> **Work to be completed**
Reproduce the whole of the data exactly.

Data about app and page elements
------------

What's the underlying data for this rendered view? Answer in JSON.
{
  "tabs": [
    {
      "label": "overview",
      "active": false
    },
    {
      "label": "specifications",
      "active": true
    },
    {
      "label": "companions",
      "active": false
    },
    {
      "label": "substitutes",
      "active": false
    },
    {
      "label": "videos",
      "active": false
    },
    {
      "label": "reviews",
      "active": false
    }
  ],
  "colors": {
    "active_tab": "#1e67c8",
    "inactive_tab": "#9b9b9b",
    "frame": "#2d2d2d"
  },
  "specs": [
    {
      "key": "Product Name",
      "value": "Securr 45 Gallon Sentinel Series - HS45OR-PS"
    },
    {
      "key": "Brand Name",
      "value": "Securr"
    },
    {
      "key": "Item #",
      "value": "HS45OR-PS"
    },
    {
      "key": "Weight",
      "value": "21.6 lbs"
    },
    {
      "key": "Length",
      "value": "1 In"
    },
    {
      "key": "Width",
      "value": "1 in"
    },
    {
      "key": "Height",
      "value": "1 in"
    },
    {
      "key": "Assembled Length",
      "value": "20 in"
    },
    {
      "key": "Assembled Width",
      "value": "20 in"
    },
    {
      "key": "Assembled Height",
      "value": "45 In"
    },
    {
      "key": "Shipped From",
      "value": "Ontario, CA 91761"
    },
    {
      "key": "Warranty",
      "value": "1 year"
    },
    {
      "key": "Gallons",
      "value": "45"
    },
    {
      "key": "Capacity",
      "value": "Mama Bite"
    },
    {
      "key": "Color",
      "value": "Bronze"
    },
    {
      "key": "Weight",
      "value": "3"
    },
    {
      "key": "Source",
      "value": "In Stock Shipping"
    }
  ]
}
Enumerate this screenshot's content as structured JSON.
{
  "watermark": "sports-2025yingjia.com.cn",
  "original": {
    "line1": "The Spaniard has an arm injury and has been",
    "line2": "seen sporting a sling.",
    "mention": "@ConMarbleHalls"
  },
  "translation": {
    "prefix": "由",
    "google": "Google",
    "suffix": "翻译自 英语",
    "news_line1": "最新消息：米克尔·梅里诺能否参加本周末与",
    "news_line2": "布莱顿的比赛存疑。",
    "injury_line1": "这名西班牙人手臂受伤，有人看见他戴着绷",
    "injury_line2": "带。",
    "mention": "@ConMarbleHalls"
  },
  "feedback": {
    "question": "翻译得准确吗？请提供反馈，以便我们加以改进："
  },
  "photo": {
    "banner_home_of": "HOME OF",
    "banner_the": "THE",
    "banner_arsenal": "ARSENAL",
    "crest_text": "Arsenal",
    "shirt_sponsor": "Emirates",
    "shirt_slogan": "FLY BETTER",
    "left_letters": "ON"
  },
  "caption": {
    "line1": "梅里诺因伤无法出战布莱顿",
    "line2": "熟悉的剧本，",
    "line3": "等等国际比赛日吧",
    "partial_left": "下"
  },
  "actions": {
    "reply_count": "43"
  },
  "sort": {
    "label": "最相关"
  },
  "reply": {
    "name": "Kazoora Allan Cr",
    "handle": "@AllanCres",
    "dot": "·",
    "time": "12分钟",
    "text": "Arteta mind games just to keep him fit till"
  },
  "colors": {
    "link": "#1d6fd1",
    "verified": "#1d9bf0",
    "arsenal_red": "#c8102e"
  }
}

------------

> **Worked solution**
What's the underlying data for this rendered view? Answer in JSON.
{
  "tabs": [
    {
      "label": "overview",
      "active": false
    },
    {
      "label": "specifications",
      "active": true
    },
    {
      "label": "companions",
      "active": false
    },
    {
      "label": "substitutes",
      "active": false
    },
    {
      "label": "videos",
      "active": false
    },
    {
      "label": "reviews",
      "active": false
    }
  ],
  "colors": {
    "active_tab": "#1e67c8",
    "inactive_tab": "#9b9b9b",
    "frame": "#2d2d2d"
  },
  "specs": [
    {
      "key": "Product Name",
      "value": "Securr 45 Gallon Sentinel Series - HS45OR-PS"
    },
    {
      "key": "Brand Name",
      "value": "Securr"
    },
    {
      "key": "Item #",
      "value": "HS45OR-PS"
    },
    {
      "key": "Weight",
      "value": "21.6 lbs"
    },
    {
      "key": "Length",
      "value": "1 In"
    },
    {
      "key": "Width",
      "value": "1 in"
    },
    {
      "key": "Height",
      "value": "1 in"
    },
    {
      "key": "Assembled Length",
      "value": "20 in"
    },
    {
      "key": "Assembled Width",
      "value": "20 in"
    },
    {
      "key": "Assembled Height",
      "value": "45 In"
    },
    {
      "key": "Shipped From",
      "value": "Ontario, CA 91761"
    },
    {
      "key": "Warranty",
      "value": "1 year"
    },
    {
      "key": "Gallons",
      "value": "45"
    },
    {
      "key": "Capacity",
      "value": "Mama Bite"
    },
    {
      "key": "Color",
      "value": "Bronze"
    },
    {
      "key": "Weight",
      "value": "3"
    },
    {
      "key": "Source",
      "value": "In Stock Shipping"
    }
  ]
}
Enumerate this screenshot's content as structured JSON.
{
  "watermark": "sports-2025yingjia.com.cn",
  "original": {
    "line1": "The Spaniard has an arm injury and has been",
    "line2": "seen sporting a sling.",
    "mention": "@ConMarbleHalls"
  },
  "translation": {
    "prefix": "由",
    "google": "Google",
    "suffix": "翻译自 英语",
    "news_line1": "最新消息：米克尔·梅里诺能否参加本周末与",
    "news_line2": "布莱顿的比赛存疑。",
    "injury_line1": "这名西班牙人手臂受伤，有人看见他戴着绷",
    "injury_line2": "带。",
    "mention": "@ConMarbleHalls"
  },
  "feedback": {
    "question": "翻译得准确吗？请提供反馈，以便我们加以改进："
  },
  "photo": {
    "banner_home_of": "HOME OF",
    "banner_the": "THE",
    "banner_arsenal": "ARSENAL",
    "crest_text": "Arsenal",
    "shirt_sponsor": "Emirates",
    "shirt_slogan": "FLY BETTER",
    "left_letters": "ON"
  },
  "caption": {
    "line1": "梅里诺因伤无法出战布莱顿",
    "line2": "熟悉的剧本，",
    "line3": "等等国际比赛日吧",
    "partial_left": "下"
  },
  "actions": {
    "reply_count": "43"
  },
  "sort": {
    "label": "最相关"
  },
  "reply": {
    "name": "Kazoora Allan Cr",
    "handle": "@AllanCres",
    "dot": "·",
    "time": "12分钟",
    "text": "Arteta mind games just to keep him fit till"
  },
  "colors": {
    "link": "#1d6fd1",
    "verified": "#1d9bf0",
    "arsenal_red": "#c8102e"
  }
}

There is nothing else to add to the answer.